Mursi said he had been invited to attend the next summit in Durban this month of BRICS—an acronym for Brazil, Russia, India, China and recent member South Africa used to designate the bloc of large, fast-growing economies.
“Egypt is hoping to join this group," he told a business forum.
Mursi urged the BRICS nations at the Durban summit to push ahead with proposals for a joint south-south investment bank that would allow countries to pool resources for infrastructure and other projects.
Mursi, on his maiden trip to India since being elected in Egypt’s first free presidential polls, said his country is headed for a “new era" of development.
The President, who held talks with Prime Minister Manmohan Singh, added he hoped bilateral trade could double from $5.2 billion currently to $10 billion “within the next few years".
Mursi, who faces troubles at home with a lower court’s cancellation of a controversial parliamentary election he called for April, insisted his country is on the final leg of its transition to democracy.
“Egypt has been witnessing a transition toward democracy and we’re confident we’re ending this transition stage," said Mursi, who belongs to the Freedom and Justice Party, the Muslim Brotherhood’s political arm.

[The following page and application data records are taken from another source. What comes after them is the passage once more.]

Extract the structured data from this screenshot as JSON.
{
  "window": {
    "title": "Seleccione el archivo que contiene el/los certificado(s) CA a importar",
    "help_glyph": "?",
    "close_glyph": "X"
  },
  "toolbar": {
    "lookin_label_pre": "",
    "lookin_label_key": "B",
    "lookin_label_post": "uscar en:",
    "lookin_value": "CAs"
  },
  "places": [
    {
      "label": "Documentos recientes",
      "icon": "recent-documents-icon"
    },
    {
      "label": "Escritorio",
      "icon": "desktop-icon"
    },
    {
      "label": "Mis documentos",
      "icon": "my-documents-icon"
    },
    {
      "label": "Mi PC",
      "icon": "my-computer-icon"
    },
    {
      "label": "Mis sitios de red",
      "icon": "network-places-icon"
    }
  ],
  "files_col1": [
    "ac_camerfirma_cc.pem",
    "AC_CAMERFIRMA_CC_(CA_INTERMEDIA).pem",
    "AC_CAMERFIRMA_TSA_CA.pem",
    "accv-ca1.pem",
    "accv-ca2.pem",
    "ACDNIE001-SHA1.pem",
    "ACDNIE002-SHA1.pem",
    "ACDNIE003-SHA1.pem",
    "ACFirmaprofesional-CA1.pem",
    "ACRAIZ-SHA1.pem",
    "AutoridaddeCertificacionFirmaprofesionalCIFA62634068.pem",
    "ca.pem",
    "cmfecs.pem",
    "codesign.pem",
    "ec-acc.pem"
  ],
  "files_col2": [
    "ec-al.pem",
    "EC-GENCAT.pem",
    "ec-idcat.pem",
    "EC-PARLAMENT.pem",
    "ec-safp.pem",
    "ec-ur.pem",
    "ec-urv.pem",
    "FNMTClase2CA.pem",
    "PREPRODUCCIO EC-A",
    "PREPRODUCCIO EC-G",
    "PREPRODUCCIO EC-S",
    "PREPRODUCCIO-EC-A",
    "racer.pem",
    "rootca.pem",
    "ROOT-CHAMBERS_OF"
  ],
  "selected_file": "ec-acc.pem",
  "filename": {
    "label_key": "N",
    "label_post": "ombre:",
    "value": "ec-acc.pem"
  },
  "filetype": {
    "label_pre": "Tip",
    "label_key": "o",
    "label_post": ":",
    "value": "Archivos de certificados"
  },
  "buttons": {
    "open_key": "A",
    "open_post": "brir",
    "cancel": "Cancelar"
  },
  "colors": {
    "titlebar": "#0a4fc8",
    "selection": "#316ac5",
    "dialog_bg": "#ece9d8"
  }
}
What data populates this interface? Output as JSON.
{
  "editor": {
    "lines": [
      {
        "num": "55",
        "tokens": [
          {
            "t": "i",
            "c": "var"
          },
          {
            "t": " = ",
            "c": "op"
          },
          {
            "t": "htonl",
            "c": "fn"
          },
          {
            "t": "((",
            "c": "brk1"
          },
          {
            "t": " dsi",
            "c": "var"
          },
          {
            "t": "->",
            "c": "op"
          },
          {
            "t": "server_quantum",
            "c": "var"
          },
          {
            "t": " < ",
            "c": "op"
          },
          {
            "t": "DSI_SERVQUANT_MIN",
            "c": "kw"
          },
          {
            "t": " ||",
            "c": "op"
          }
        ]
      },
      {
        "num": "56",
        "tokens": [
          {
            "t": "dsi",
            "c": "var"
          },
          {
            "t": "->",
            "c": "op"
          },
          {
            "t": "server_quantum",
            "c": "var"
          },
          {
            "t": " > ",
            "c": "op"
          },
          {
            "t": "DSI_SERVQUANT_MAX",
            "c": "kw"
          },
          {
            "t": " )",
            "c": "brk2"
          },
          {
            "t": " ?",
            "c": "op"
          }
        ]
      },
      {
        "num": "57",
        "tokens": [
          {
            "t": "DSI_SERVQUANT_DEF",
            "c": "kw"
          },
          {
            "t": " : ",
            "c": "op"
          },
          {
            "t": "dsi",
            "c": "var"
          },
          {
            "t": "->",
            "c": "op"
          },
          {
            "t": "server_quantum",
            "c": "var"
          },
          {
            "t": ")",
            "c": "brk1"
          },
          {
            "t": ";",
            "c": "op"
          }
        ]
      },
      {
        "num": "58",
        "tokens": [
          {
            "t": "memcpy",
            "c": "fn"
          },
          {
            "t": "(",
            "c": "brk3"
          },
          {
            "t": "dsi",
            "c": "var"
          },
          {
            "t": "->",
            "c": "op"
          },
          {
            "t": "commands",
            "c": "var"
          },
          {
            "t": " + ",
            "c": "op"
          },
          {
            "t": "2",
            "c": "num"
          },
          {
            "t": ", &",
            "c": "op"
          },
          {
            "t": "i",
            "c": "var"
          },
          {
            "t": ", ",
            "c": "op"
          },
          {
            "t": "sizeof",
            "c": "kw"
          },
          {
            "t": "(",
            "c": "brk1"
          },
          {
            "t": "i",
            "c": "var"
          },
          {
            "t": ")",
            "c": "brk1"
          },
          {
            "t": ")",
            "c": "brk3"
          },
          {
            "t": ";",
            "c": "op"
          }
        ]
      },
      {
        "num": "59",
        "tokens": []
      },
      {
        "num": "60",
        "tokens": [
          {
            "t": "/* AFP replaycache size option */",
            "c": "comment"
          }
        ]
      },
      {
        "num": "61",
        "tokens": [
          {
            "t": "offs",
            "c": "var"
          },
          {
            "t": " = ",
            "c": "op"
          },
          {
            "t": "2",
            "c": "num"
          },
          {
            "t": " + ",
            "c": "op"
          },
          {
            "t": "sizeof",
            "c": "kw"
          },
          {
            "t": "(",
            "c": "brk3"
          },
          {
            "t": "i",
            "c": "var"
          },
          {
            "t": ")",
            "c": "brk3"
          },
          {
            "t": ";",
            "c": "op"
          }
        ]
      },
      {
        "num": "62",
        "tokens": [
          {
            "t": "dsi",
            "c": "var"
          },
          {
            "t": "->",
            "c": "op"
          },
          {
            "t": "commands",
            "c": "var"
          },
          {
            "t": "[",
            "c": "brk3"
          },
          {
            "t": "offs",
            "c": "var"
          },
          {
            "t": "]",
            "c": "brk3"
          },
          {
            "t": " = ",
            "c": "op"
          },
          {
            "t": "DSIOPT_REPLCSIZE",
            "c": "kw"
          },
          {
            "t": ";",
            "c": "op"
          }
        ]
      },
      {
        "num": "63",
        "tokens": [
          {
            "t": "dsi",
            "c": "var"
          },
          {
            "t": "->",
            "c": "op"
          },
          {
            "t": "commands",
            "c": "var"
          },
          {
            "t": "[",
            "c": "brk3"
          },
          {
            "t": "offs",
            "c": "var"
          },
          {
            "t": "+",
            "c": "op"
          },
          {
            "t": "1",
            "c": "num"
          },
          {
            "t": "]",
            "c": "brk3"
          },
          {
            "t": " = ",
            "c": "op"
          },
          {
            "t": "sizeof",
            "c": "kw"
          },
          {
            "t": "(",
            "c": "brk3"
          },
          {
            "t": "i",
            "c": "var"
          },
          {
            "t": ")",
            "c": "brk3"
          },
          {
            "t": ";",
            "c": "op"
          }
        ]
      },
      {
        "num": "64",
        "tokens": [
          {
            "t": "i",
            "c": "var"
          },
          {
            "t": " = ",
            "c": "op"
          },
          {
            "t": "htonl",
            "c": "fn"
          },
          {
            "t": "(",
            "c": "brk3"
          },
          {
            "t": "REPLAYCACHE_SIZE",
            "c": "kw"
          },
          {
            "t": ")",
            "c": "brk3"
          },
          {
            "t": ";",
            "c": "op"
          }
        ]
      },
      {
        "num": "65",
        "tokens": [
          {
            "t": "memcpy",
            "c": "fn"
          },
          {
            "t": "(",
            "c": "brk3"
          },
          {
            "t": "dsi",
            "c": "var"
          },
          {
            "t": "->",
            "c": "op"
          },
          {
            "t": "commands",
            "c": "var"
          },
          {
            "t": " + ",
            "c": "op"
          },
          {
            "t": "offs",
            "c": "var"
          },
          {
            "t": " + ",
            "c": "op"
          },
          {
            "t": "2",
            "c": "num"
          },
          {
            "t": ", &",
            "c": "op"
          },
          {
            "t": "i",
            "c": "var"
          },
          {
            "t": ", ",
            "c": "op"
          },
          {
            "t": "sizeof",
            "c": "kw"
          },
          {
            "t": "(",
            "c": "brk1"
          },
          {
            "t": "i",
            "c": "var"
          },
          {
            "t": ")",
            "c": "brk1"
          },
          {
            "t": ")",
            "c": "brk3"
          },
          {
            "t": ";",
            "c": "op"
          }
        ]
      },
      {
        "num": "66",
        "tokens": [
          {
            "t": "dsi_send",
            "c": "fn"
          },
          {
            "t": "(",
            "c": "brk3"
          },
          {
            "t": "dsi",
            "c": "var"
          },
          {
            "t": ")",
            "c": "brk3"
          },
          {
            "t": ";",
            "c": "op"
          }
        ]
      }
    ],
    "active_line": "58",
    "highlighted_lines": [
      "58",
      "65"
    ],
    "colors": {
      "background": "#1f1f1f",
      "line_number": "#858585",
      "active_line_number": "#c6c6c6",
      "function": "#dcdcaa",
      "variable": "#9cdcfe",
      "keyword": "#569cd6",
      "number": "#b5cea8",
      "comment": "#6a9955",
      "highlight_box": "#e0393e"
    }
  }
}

“This will help us achieve political stability and start a new era of economic development," he said, promising to welcome Indian investors.